- the fear and fascination that coexist within cultural narratives of the fourth age
- how feminists have politically challenged the cultural and material inequalities that the fourth age can bring by working for greater social justice that will improve these women’s lives
- feminist interventions that have distinguished dependency from incompetence , highlighting that strengths can coexist with frailty
- feminist representations of the fourth age as an achievement to be celebrated rather than a stage of life to be feared
- the narratives of visibility that explore the continuing growth and creativity of the oldest old
- how historical and material circumstances affect opportunities for late-life creativity
- the change over time in the cultural narratives and visual representations of the oldest old
- how depictions of aging and the oldest old can conflate personal anxieties about growing old with cultural attitudes about the future
- the alignment and disconnections between cultural narratives about the fourth age and women’s own narratives of their lives
Send 100-250 word abstracts with a title by February 11, 2011, to Pamela Gravagne at firstname.lastname@example.org.
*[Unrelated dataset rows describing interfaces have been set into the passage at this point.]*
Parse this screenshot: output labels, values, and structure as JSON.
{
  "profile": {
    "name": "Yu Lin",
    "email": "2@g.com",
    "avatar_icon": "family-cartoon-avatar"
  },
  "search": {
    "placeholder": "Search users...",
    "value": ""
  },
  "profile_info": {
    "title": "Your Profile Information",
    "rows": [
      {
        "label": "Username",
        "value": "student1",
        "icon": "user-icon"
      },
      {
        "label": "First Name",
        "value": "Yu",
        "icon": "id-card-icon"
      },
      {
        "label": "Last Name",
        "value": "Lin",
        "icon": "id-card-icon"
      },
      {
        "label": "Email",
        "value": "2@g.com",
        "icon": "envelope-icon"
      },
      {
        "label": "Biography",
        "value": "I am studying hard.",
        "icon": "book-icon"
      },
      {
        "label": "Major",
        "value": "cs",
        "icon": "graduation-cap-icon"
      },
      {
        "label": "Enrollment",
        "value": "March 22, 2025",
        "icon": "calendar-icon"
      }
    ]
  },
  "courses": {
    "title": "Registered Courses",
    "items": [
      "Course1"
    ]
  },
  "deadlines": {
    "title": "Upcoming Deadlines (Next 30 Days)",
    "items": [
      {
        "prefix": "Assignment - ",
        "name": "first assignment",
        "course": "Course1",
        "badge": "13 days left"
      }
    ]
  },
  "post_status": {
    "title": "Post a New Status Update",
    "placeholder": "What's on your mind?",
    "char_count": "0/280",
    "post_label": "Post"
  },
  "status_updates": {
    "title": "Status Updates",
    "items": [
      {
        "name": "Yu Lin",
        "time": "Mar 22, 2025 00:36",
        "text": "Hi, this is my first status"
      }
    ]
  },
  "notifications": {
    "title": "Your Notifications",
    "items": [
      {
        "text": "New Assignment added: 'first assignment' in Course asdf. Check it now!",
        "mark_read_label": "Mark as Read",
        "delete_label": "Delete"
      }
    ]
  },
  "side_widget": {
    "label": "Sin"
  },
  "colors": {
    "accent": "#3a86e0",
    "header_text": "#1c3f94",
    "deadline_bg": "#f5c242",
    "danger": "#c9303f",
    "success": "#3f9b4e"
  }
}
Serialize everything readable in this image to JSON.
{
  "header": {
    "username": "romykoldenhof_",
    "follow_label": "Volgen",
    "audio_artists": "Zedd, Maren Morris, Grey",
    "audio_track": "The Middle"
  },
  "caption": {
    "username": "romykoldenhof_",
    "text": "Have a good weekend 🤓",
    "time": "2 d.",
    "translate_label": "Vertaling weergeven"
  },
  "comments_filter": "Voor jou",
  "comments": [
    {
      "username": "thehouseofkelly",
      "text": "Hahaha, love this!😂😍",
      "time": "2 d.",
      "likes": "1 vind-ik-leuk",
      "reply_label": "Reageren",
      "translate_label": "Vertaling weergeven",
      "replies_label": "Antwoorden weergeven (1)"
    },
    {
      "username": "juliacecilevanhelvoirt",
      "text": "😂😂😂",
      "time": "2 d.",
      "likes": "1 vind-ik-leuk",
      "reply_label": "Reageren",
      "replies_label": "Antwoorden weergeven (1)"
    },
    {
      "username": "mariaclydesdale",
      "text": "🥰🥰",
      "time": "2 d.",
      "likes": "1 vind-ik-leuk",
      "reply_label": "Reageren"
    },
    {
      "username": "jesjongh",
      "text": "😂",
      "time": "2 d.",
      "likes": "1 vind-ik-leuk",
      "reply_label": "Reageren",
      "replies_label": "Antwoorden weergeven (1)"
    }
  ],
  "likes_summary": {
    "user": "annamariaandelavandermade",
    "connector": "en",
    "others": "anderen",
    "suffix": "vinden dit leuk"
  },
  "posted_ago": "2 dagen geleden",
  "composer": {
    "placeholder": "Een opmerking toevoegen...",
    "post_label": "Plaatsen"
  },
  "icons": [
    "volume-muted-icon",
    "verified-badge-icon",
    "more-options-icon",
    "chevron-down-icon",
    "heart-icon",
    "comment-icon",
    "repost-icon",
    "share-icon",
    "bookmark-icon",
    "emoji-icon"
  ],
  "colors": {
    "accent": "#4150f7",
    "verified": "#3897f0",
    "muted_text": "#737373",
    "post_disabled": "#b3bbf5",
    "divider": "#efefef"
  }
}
Please include your full name, institutional affiliation (if applicable), mailing address, and email address.
Menopause: Transforming the Master’s Narratives
The definition and meaning(s) of menopause have long been contested ground. Feminist health narratives resisting the medicalization of menopause have battled dominant Western medical narratives of menopause as a deficiency disease in need of hormone replacement therapy. At the same time, menopausal women’s bodies have been a focal point for discourse on the nature of femininity and women’s roles, as well as the relationship between aging and gender and sexuality. This panel seeks papers that explore feminist interventions into scientific, cultural and public health debates about menopause, or how the debates over menopause have helped to shape feminist practices and women’s studies as a discipline. Possible topics might include, but are not limited to:
· Feminist contributions and responses to scientific research on and cultural narratives about hormone replacement therapy
· Feminist critiques of traditional knowledge production about menopause (particularly the medicalization of menopause) and/or alternate feminist epistemologies of menopause
· Exploration of feminist appropriations of the politics of naming the menopausal experience (the change, the silent passage, crones, etc.)
· Feminist critiques, or feminist creations, of images and representations of menopausal women
· The impact of public debates about the meaning/treatment of menopause on feminist practices both in the academy and without
· Employing transnational menopausal experiences to challenge the dominant Western medical narrative of menopause
· Investigations of feminist attention to (or lack thereof) the politics of aging in the contesting narratives of menopause
Send 100-250 word abstracts by February 11, 2011 to Erin Gentry Lamb at email@example.com. Please include your full name, institutional affiliation (if applicable), mailing and email addresses.
From Bella Swan to Betty White: Gendered Aging in Popular Culture
Responding to the theme of “Creative Interventions,” this panel seeks presentations which address the intersections of aging, women, and popular culture. From age-less vampires, to reality shows profiling the sex lives of senior citizens, to a successful Facebook campaign which resulted in Betty White’s recent Saturday Night hosting gig, age has recently been at the forefront of popular culture in a variety of ways.
What do our recent cultural productions tell us about the ways we view aging and gender? Is visibility about age always a positive, or does it still manifest itself in troubling ways? How do popular TV programs, films, books, and/or social media address the intersection of age and womanhood? What stereotypes do these texts promote or subvert? How can one approach such texts from a feminist viewpoint?
Send 100-250 word abstracts with a title by February 11, 2011, to Melanie Cattrell at firstname.lastname@example.org. Please include your full name, institutional affiliation (if applicable), mailing address, and email address.